Experimentally, if object A is in equilibrium with object B, and object B is in equilibrium with object C, then object A is in equilibrium with object C. That statement of transitivity is called the "zeroth law of thermodynamics." For example, a cold metal block and a hot metal block are both placed on a metal plate at room temperature. Eventually, the cold block and the plate will be in thermal equilibrium. In addition, the hot block and the plate will be in thermal equilibrium. By the zeroth law, we can conclude that the cold block and the hot block are also in thermal equilibrium.

British physicist Ralph Fowler suggested the number "zeroth" in the 1930s. At that time, the first, second, and third laws of thermodynamics were already named and numbered. The zeroth law had seldom been stated, but it needed to be discussed before the others, so Fowler gave it a smaller number.

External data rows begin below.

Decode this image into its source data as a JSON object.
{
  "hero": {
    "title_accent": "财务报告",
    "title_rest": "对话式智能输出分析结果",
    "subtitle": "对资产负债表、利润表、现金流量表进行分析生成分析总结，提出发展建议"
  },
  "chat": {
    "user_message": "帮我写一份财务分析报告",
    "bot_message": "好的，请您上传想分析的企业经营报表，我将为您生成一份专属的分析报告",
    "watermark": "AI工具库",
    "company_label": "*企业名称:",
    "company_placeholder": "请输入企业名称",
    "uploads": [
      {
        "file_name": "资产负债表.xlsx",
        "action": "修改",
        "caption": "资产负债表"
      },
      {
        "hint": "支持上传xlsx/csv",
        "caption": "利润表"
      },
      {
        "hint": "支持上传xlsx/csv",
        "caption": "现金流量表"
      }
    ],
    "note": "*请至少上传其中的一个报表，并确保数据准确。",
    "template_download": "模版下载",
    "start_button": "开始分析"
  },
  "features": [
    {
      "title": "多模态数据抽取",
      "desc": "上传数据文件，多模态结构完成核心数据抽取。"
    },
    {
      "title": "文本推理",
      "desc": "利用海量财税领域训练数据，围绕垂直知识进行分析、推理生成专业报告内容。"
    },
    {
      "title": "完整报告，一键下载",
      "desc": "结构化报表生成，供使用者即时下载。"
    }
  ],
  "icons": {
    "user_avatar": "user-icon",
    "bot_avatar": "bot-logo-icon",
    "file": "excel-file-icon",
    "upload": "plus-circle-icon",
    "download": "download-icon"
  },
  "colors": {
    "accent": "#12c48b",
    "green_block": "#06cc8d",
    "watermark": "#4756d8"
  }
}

Now consider the case where A is a thermometer. The zeroth law tells us that if A reads a certain temperature when in equilibrium with B, and it is then placed in contact with C, it will not exchange energy with C; therefore, its temperature reading will remain the same. In other words, if two objects are in thermal equilibrium, they have the same temperature.